On the upside, companies are starting to prioritise cybersecurity. Massive repairs have begun to be carried out to cover information leaks in cyberspace. An Enterprise Strategy Group found that 69% of companies have expanded their cybersecurity budget.

The key to improving cyber security is education for employees or end users. Employees who have insight into cyber security will be wary of cyber attacks.

Eight steps to avoid cyber attacks

To avoid attacks in cyberspace, remote workers need to pay attention to the following eight things:

1. Use a strong password

Choose a password that is not related to personal details, such as name, age and date of birth. Also, use a combination of uppercase, lowercase and numbers. Avoid using the same password for all accounts. This is important and should be noticed. When a hacker can get one password, he can access your entire account.

For added protection, enable two-factor authentication across devices and accounts. This will require you to enter a code before logging into your account via email or text message. It's a little inconvenient, but you need to adapt to it.

2. Personal device encryption

Encryption is a way of scrambling data so that only the owner can understand the information. In technical terms, encryption changes readable words into incomprehensible words.

Doing encryption is the same as protecting the information that you have. For example, when a laptop is stolen, encrypted files will be complex for thieves to access. Use applications that offer encryption, so data is safe. One of the encrypted chat applications is Telegram.

3. VPN is a way out

VPN (Virtual Private Network) is a way out if you want to use unsafe public Wi-Fi. A VPN will encrypt all traffic, so no one will know what you are doing. The website you visit also doesn't know where you accessed it. VPN is a killer for online activities
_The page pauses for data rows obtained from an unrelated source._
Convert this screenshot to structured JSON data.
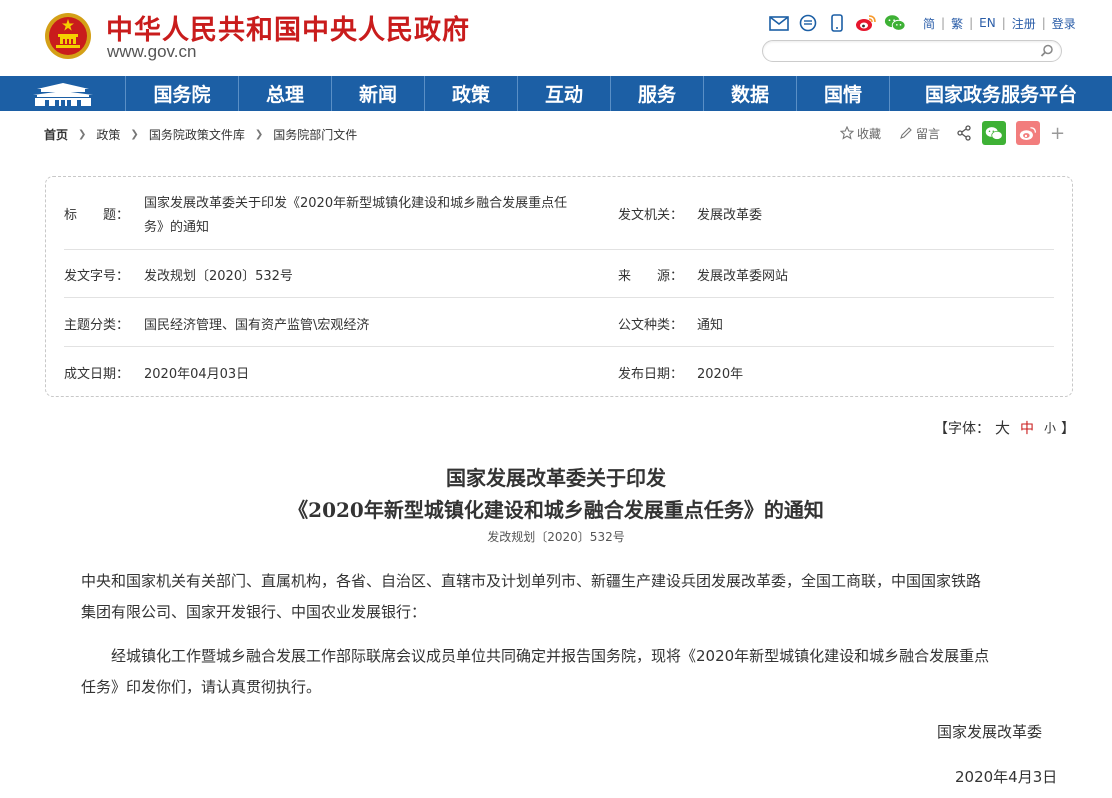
{
  "header": {
    "site_title": "中华人民共和国中央人民政府",
    "site_url": "www.gov.cn",
    "icons": [
      "mail-icon",
      "message-icon",
      "mobile-icon",
      "weibo-icon",
      "wechat-icon"
    ],
    "lang_links": [
      "简",
      "繁",
      "EN",
      "注册",
      "登录"
    ],
    "search_placeholder": ""
  },
  "nav": {
    "items": [
      "国务院",
      "总理",
      "新闻",
      "政策",
      "互动",
      "服务",
      "数据",
      "国情",
      "国家政务服务平台"
    ]
  },
  "breadcrumb": [
    "首页",
    "政策",
    "国务院政策文件库",
    "国务院部门文件"
  ],
  "share": {
    "favorite_label": "收藏",
    "comment_label": "留言"
  },
  "info": {
    "title_label": "标　　题：",
    "title_value_line1": "国家发展改革委关于印发《2020年新型城镇化建设和城乡融合发展重点任",
    "title_value_line2": "务》的通知",
    "issuer_label": "发文机关：",
    "issuer_value": "发展改革委",
    "docno_label": "发文字号：",
    "docno_value": "发改规划〔2020〕532号",
    "source_label": "来　　源：",
    "source_value": "发展改革委网站",
    "topic_label": "主题分类：",
    "topic_value": "国民经济管理、国有资产监管\\宏观经济",
    "type_label": "公文种类：",
    "type_value": "通知",
    "written_label": "成文日期：",
    "written_value": "2020年04月03日",
    "published_label": "发布日期：",
    "published_value": "2020年"
  },
  "font_size": {
    "prefix": "【字体：",
    "large": "大",
    "medium": "中",
    "small": "小",
    "suffix": "】"
  },
  "article": {
    "title_line1": "国家发展改革委关于印发",
    "title_line2": "《2020年新型城镇化建设和城乡融合发展重点任务》的通知",
    "doc_number": "发改规划〔2020〕532号",
    "para1_line1": "中央和国家机关有关部门、直属机构，各省、自治区、直辖市及计划单列市、新疆生产建设兵团发展改革委，全国工商联，中国国家铁路",
    "para1_line2": "集团有限公司、国家开发银行、中国农业发展银行：",
    "para2_line1": "　　经城镇化工作暨城乡融合发展工作部际联席会议成员单位共同确定并报告国务院，现将《2020年新型城镇化建设和城乡融合发展重点",
    "para2_line2": "任务》印发你们，请认真贯彻执行。",
    "signature": "国家发展改革委",
    "date": "2020年4月3日"
  },
  "colors": {
    "brand_red": "#c91c1c",
    "nav_blue": "#1c5fa5",
    "link_blue": "#2a5da8"
  }
}
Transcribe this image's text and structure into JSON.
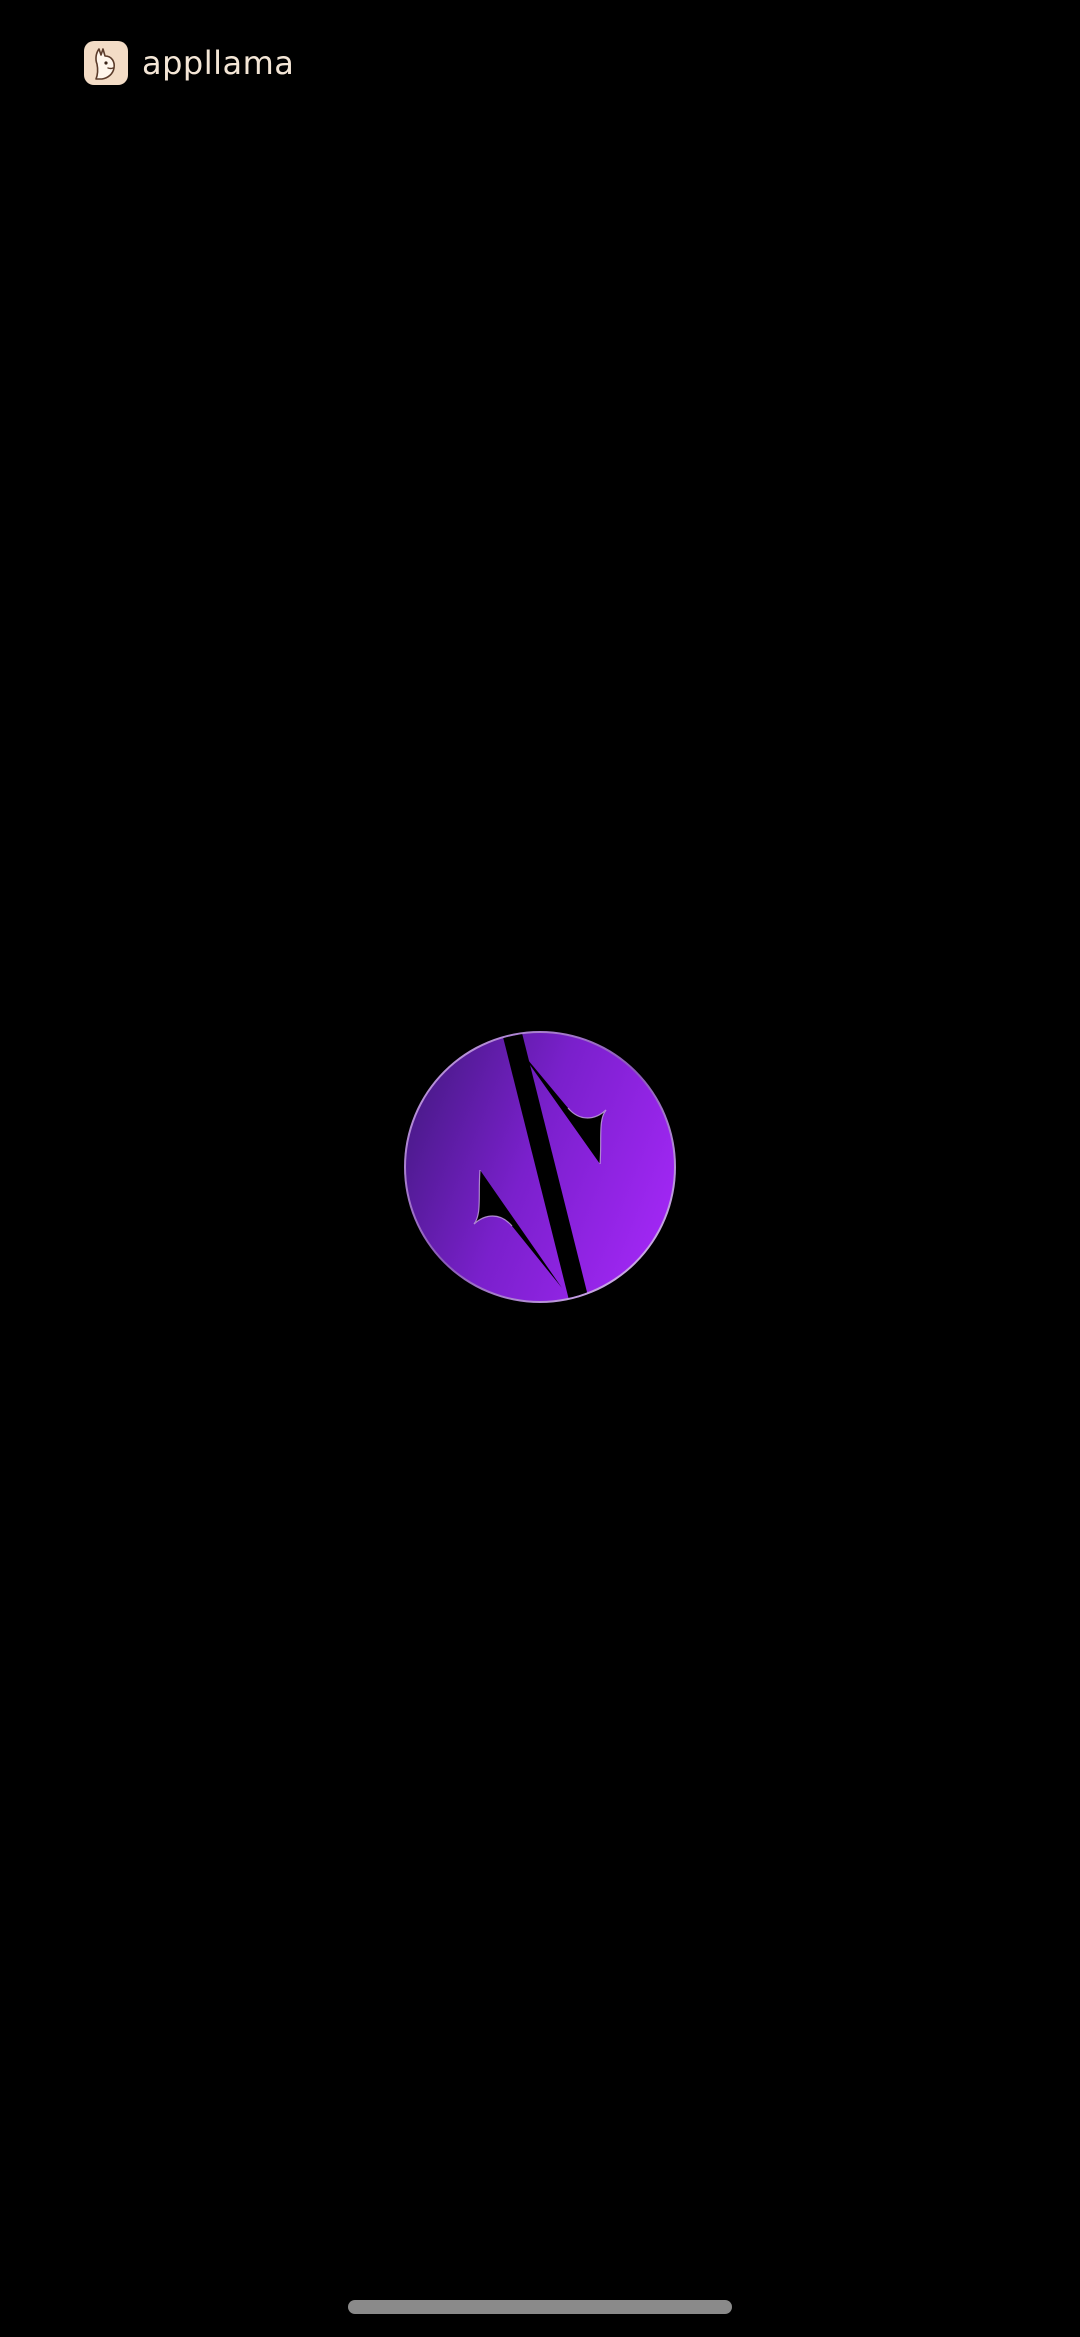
{
  "watermark": {
    "text": "appllama",
    "icon": "llama-icon",
    "color": "#f4e6d6"
  },
  "splash": {
    "logo": "app-logo-icon",
    "colors": {
      "gradient_start": "#4a1a8a",
      "gradient_end": "#a227f5",
      "background": "#000000"
    }
  },
  "system": {
    "home_indicator": "home-indicator"
  }
}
Unfortunately, using a VPN slows internet connections and can reduce video quality. Choose a VPN that has a stable connection and provides the best protection.

4. Perform regular updates

Sometimes pop-ups asking you to update software are annoying. We must skip it a few times. Software and applications become invulnerable if they do not update. So, to avoid pop-ups appearing, turn on the automatic update setting. Set up automatic updates for when you're not working.

5. Be wary of phishing

Phishing emails have spiked more than 600% since the end of February 2022. This spike has occurred due to cybercriminals taking advantage of the uncertainty in the COVID-19 pandemic. 

Phishing emails are common, but employees should still be careful. Employees should check the sender's email, subject and content in detail. Too many typos and incorrect punctuation are signs of a phishing email.

6. Double-lock your device

Double-lock your device when working from a cafe and wanting to leave your laptop. Enable auto lock. This is a form of anticipation if someone wants to open your device.

7. Use antivirus software

Antivirus not only protects data but also prevents data corruption in the system. Some of the company's antiviruses are modified to strengthen data security. One of the best examples of internet security is a firewall. Firewalls block traffic and provide the best protection on private networks.

8. Avoid third-party interference

The use of third-party applications makes cybersecurity vulnerable. If possible, disable all third-party controls. However, if an application is needed, discuss it with the IT team to ensure all leaks are closed.


The company and its workers are responsible for cyber security in a remote environment. Companies must provide the need for data security and educate employees. 

Employees are the first police to prevent data leakage, but without an understanding of the company, employees can’t do their parts. Companies and their workers must work together to avoid cyber attacks.

Maximising a project management tool using VirtualSpace is also a remote worker's need. Download VirtualSpace here to feel the experience.

Ready to grow your business with VirtualSpace?

One platform to manage and organise your teams, tasks, projects, and more.


Subscribe to our newsletter to stay updated

We'll keep you posted with everything going on in the modern working world.